NASA's Spitzer Space Telescope has teamed up with a telescope on the ground to find a remote gas planet about 13,000 light-years away, making it one of the most distant planets known. The discovery demonstrates that Spitzer can be used to help solve the puzzle of how planets are distributed throughout our flat, spiral-shaped Milky Way galaxy. Are they concentrated heavily in its central hub, or more evenly spread throughout its suburbs?
Scientists on the Dark Energy Survey have released the first in a series of dark matter maps of the cosmos. These maps, created with one of the world's most powerful digital cameras, are the largest contiguous maps created at this level of detail and will improve our understanding of dark matter's role in the formation of galaxies.
With its thick, hazy atmosphere and surface rivers, mountains, lakes and dunes, Titan, Saturn’s largest moon, is one of the most Earth-like places in the solar system. As the Cassini-Huygens spacecraft examines Titan over many years, its discoveries bring new mysteries. One of those involves the seemingly wind-created sand dunes spotted by Cassini near the moon’s equator, and the contrary winds just above.
Certain types of supernovae, or exploding stars, are more diverse than previously thought, a Univ. of Arizona-led team of astronomers has discovered. The results have implications for big cosmological questions, such as how fast the universe has been expanding since the Big Bang.
When black holes tango, one massive partner spins head over heels (or in this case heels over head) until the merger is complete, according to researchers at Rochester Institute of Technology. This spin dynamic may affect the growth of black holes surrounded by accretion disks and alter galactic and supermassive binary black holes, leading to observational effects.

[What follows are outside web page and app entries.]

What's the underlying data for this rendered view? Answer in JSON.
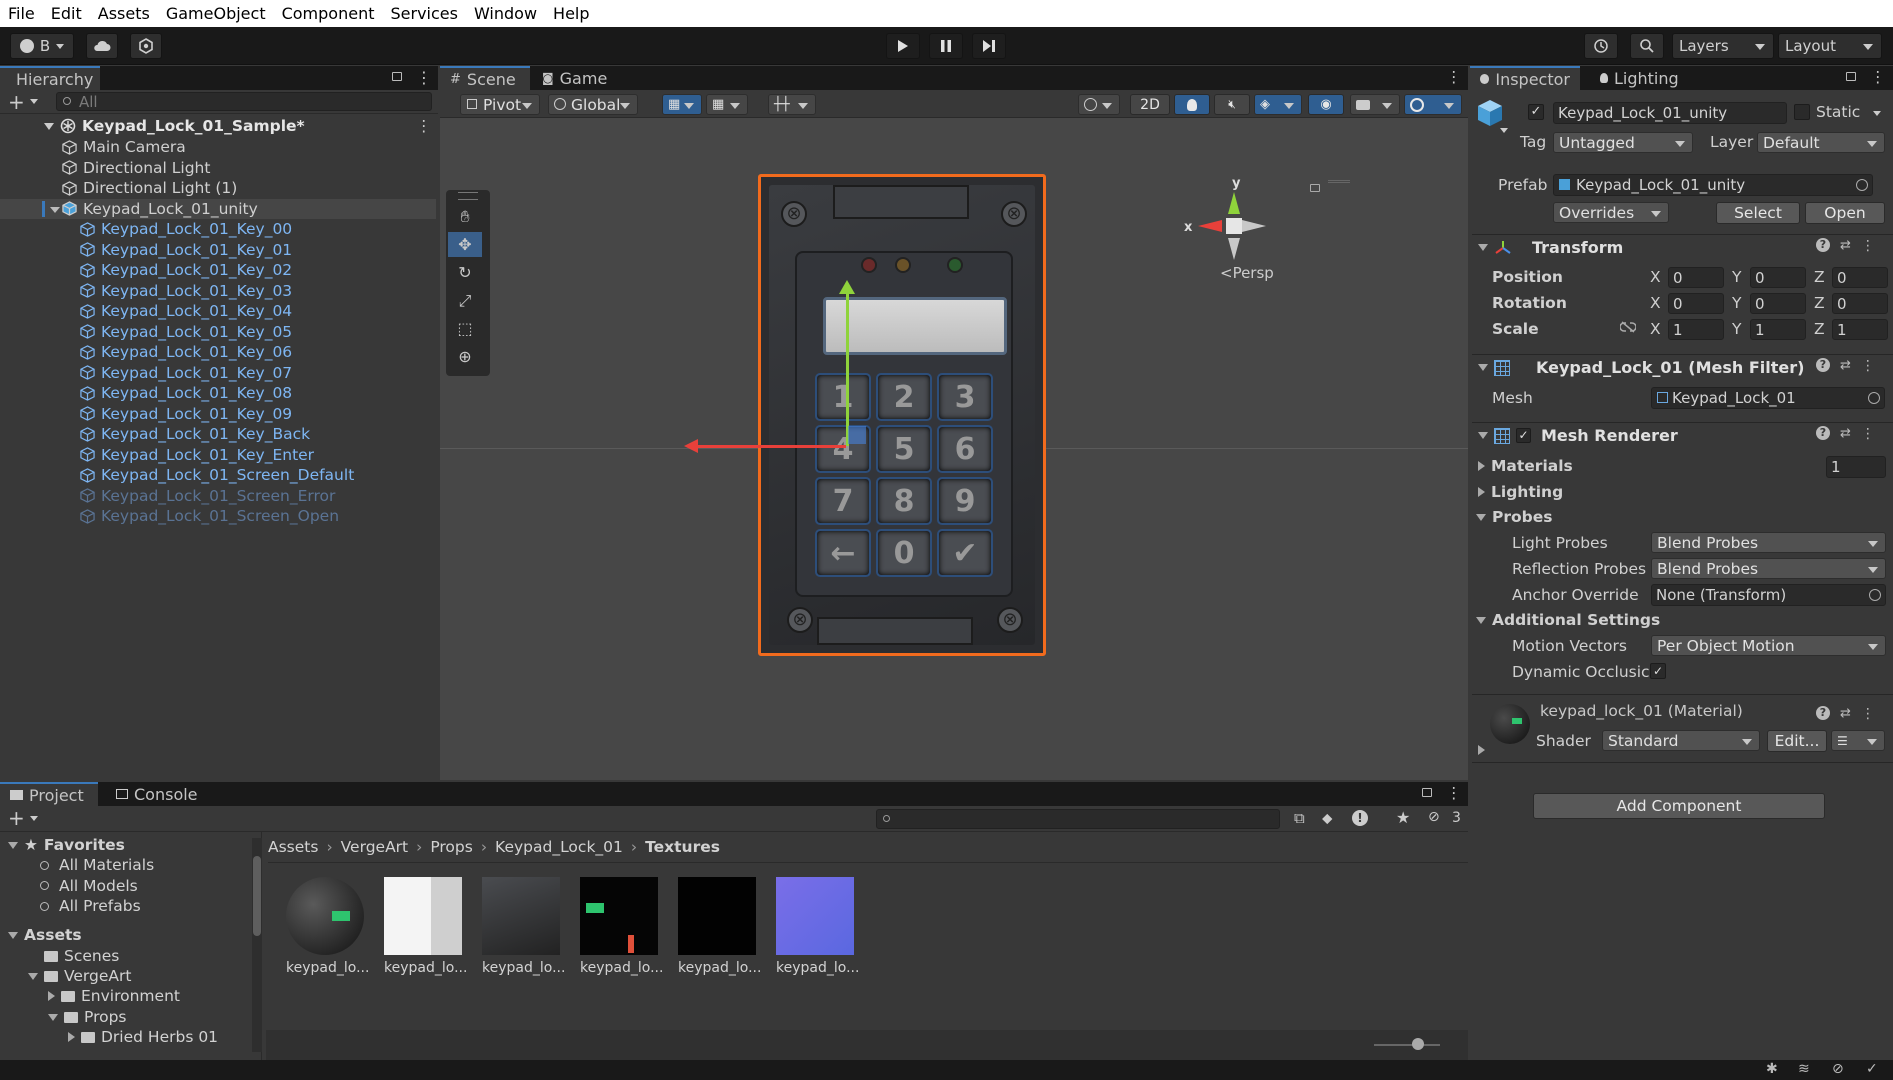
{
  "menu": [
    "File",
    "Edit",
    "Assets",
    "GameObject",
    "Component",
    "Services",
    "Window",
    "Help"
  ],
  "toolbar": {
    "account_label": "B",
    "layers_label": "Layers",
    "layout_label": "Layout"
  },
  "hierarchy": {
    "tab": "Hierarchy",
    "search_placeholder": "All",
    "scene": "Keypad_Lock_01_Sample*",
    "items": [
      {
        "label": "Main Camera",
        "style": "normal",
        "indent": 1
      },
      {
        "label": "Directional Light",
        "style": "normal",
        "indent": 1
      },
      {
        "label": "Directional Light (1)",
        "style": "normal",
        "indent": 1
      },
      {
        "label": "Keypad_Lock_01_unity",
        "style": "normal",
        "indent": 1,
        "selected": true,
        "expanded": true
      },
      {
        "label": "Keypad_Lock_01_Key_00",
        "style": "blue",
        "indent": 2
      },
      {
        "label": "Keypad_Lock_01_Key_01",
        "style": "blue",
        "indent": 2
      },
      {
        "label": "Keypad_Lock_01_Key_02",
        "style": "blue",
        "indent": 2
      },
      {
        "label": "Keypad_Lock_01_Key_03",
        "style": "blue",
        "indent": 2
      },
      {
        "label": "Keypad_Lock_01_Key_04",
        "style": "blue",
        "indent": 2
      },
      {
        "label": "Keypad_Lock_01_Key_05",
        "style": "blue",
        "indent": 2
      },
      {
        "label": "Keypad_Lock_01_Key_06",
        "style": "blue",
        "indent": 2
      },
      {
        "label": "Keypad_Lock_01_Key_07",
        "style": "blue",
        "indent": 2
      },
      {
        "label": "Keypad_Lock_01_Key_08",
        "style": "blue",
        "indent": 2
      },
      {
        "label": "Keypad_Lock_01_Key_09",
        "style": "blue",
        "indent": 2
      },
      {
        "label": "Keypad_Lock_01_Key_Back",
        "style": "blue",
        "indent": 2
      },
      {
        "label": "Keypad_Lock_01_Key_Enter",
        "style": "blue",
        "indent": 2
      },
      {
        "label": "Keypad_Lock_01_Screen_Default",
        "style": "blue",
        "indent": 2
      },
      {
        "label": "Keypad_Lock_01_Screen_Error",
        "style": "dim",
        "indent": 2
      },
      {
        "label": "Keypad_Lock_01_Screen_Open",
        "style": "dim",
        "indent": 2
      }
    ]
  },
  "scene_view": {
    "tabs": [
      "Scene",
      "Game"
    ],
    "pivot": "Pivot",
    "global": "Global",
    "mode_2d": "2D",
    "persp": "<Persp",
    "gizmo_axes": {
      "x": "x",
      "y": "y"
    },
    "keys": [
      "1",
      "2",
      "3",
      "4",
      "5",
      "6",
      "7",
      "8",
      "9",
      "←",
      "0",
      "✔"
    ]
  },
  "inspector": {
    "tabs": [
      "Inspector",
      "Lighting"
    ],
    "object_name": "Keypad_Lock_01_unity",
    "static_label": "Static",
    "tag_label": "Tag",
    "tag_value": "Untagged",
    "layer_label": "Layer",
    "layer_value": "Default",
    "prefab_label": "Prefab",
    "prefab_value": "Keypad_Lock_01_unity",
    "overrides": "Overrides",
    "select": "Select",
    "open": "Open",
    "transform": {
      "title": "Transform",
      "position": {
        "label": "Position",
        "x": "0",
        "y": "0",
        "z": "0"
      },
      "rotation": {
        "label": "Rotation",
        "x": "0",
        "y": "0",
        "z": "0"
      },
      "scale": {
        "label": "Scale",
        "x": "1",
        "y": "1",
        "z": "1"
      },
      "axis_x": "X",
      "axis_y": "Y",
      "axis_z": "Z"
    },
    "mesh_filter": {
      "title": "Keypad_Lock_01 (Mesh Filter)",
      "mesh_label": "Mesh",
      "mesh_value": "Keypad_Lock_01"
    },
    "mesh_renderer": {
      "title": "Mesh Renderer",
      "materials_label": "Materials",
      "materials_count": "1",
      "lighting_label": "Lighting",
      "probes_label": "Probes",
      "light_probes_label": "Light Probes",
      "light_probes_value": "Blend Probes",
      "reflection_probes_label": "Reflection Probes",
      "reflection_probes_value": "Blend Probes",
      "anchor_label": "Anchor Override",
      "anchor_value": "None (Transform)",
      "additional_label": "Additional Settings",
      "motion_vectors_label": "Motion Vectors",
      "motion_vectors_value": "Per Object Motion",
      "dynamic_occlusion_label": "Dynamic Occlusic"
    },
    "material": {
      "title": "keypad_lock_01 (Material)",
      "shader_label": "Shader",
      "shader_value": "Standard",
      "edit": "Edit..."
    },
    "add_component": "Add Component"
  },
  "project": {
    "tabs": [
      "Project",
      "Console"
    ],
    "favorites": {
      "label": "Favorites",
      "items": [
        "All Materials",
        "All Models",
        "All Prefabs"
      ]
    },
    "tree": [
      {
        "label": "Assets",
        "level": 0,
        "bold": true
      },
      {
        "label": "Scenes",
        "level": 1
      },
      {
        "label": "VergeArt",
        "level": 1
      },
      {
        "label": "Environment",
        "level": 2
      },
      {
        "label": "Props",
        "level": 2
      },
      {
        "label": "Dried Herbs 01",
        "level": 3
      }
    ],
    "breadcrumb": [
      "Assets",
      "VergeArt",
      "Props",
      "Keypad_Lock_01",
      "Textures"
    ],
    "hidden_count": "3",
    "thumbnails": [
      "keypad_lo...",
      "keypad_lo...",
      "keypad_lo...",
      "keypad_lo...",
      "keypad_lo...",
      "keypad_lo..."
    ]
  },
  "colors": {
    "accent": "#3a79bb",
    "selection_orange": "#f26b1d",
    "prefab_blue": "#7eb6f3"
  }
}
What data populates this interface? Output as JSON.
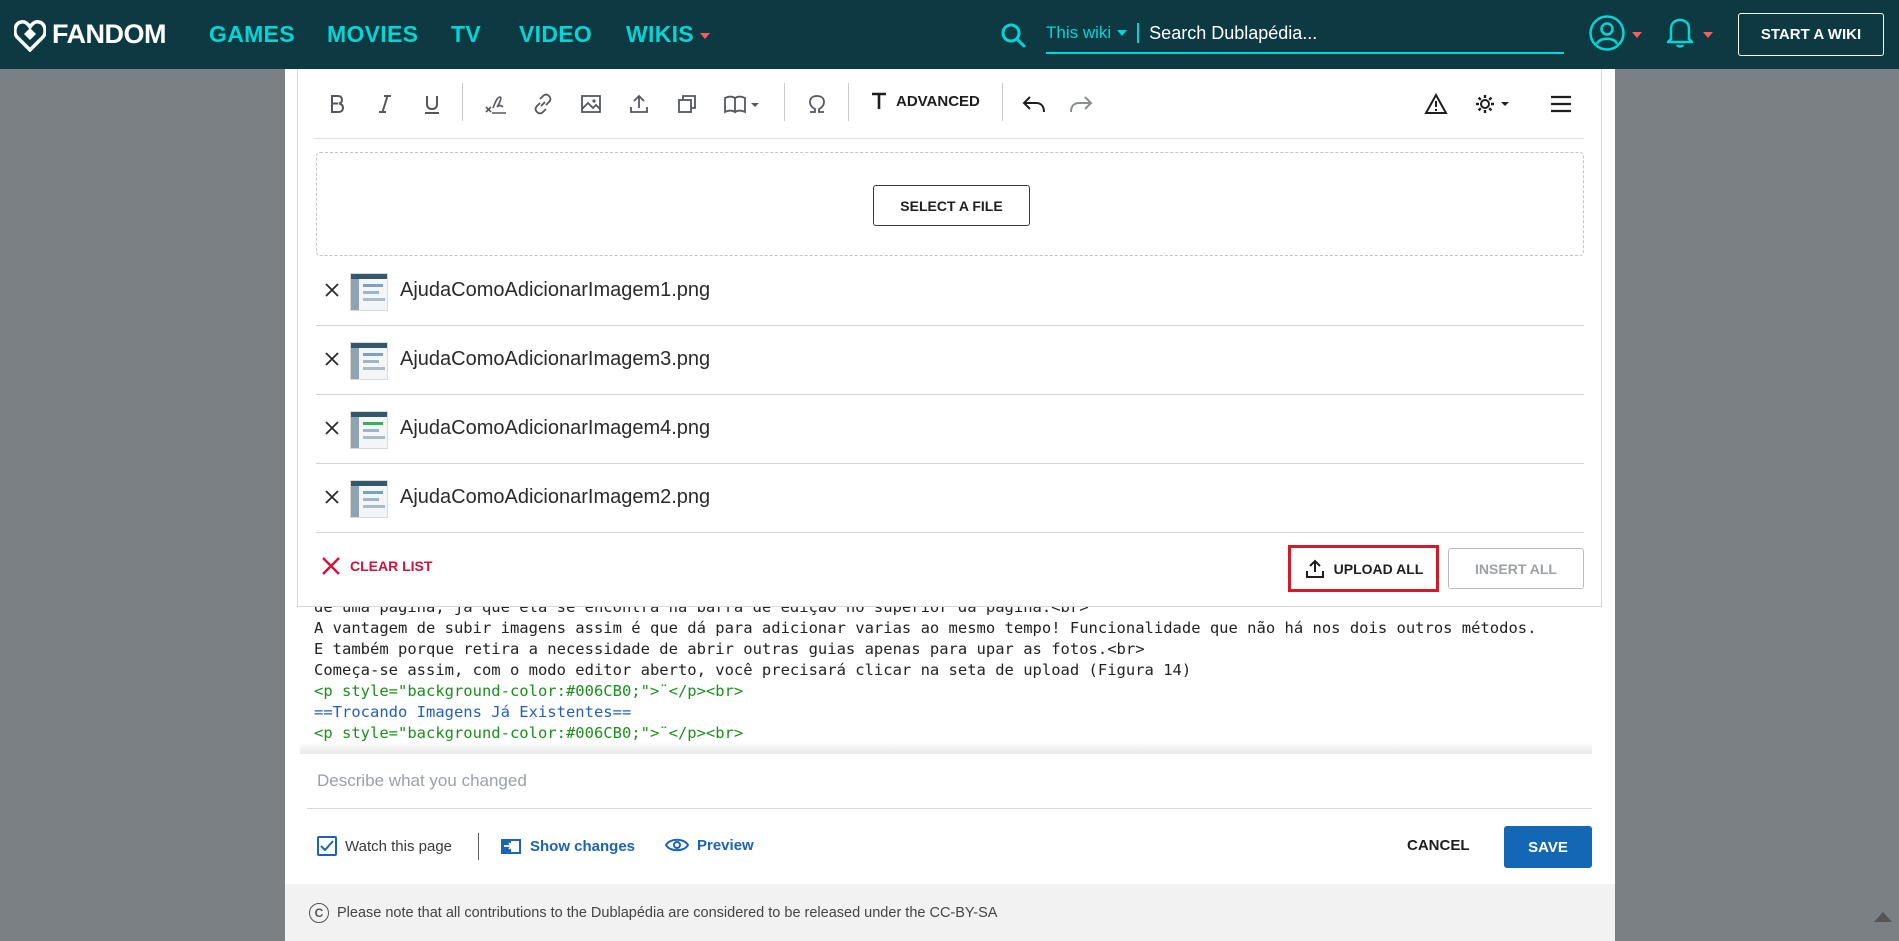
{
  "topnav": {
    "brand": "FANDOM",
    "items": [
      {
        "label": "GAMES"
      },
      {
        "label": "MOVIES"
      },
      {
        "label": "TV"
      },
      {
        "label": "VIDEO"
      },
      {
        "label": "WIKIS"
      }
    ],
    "search_scope": "This wiki",
    "search_placeholder": "Search Dublapédia...",
    "start_wiki": "START A WIKI",
    "colors": {
      "bar": "#0d3a42",
      "accent": "#00d6d6",
      "caret": "#fa5c5c"
    }
  },
  "toolbar": {
    "advanced_label": "ADVANCED"
  },
  "upload": {
    "select_file": "SELECT A FILE",
    "files": [
      {
        "name": "AjudaComoAdicionarImagem1.png"
      },
      {
        "name": "AjudaComoAdicionarImagem3.png"
      },
      {
        "name": "AjudaComoAdicionarImagem4.png"
      },
      {
        "name": "AjudaComoAdicionarImagem2.png"
      }
    ],
    "clear_list": "CLEAR LIST",
    "upload_all": "UPLOAD ALL",
    "insert_all": "INSERT ALL"
  },
  "editor": {
    "lines": [
      "de uma pagina, já que ela se encontra na barra de edição no superior da página.<br>",
      "A vantagem de subir imagens assim é que dá para adicionar varias ao mesmo tempo! Funcionalidade que não há nos dois outros métodos.",
      "E também porque retira a necessidade de abrir outras guias apenas para upar as fotos.<br>",
      "Começa-se assim, com o modo editor aberto, você precisará clicar na seta de upload (Figura 14)",
      "<p style=\"background-color:#006CB0;\">¨</p><br>",
      "==Trocando Imagens Já Existentes==",
      "",
      "<p style=\"background-color:#006CB0;\">¨</p><br>"
    ]
  },
  "footer": {
    "summary_placeholder": "Describe what you changed",
    "watch_label": "Watch this page",
    "watch_checked": true,
    "show_changes": "Show changes",
    "preview": "Preview",
    "cancel": "CANCEL",
    "save": "SAVE",
    "license": "Please note that all contributions to the Dublapédia are considered to be released under the CC-BY-SA"
  }
}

While no one yet knows what's needed to build a habitable planet, it's clear that the interplay between the sun and Earth is crucial for making our planet livable: a balance between a sun that provides energy and a planet that can protect itself from the harshest solar emissions. Our sun steadily emits light, energy and a constant flow of particles called the solar wind that bathes the planets as it travels out into space.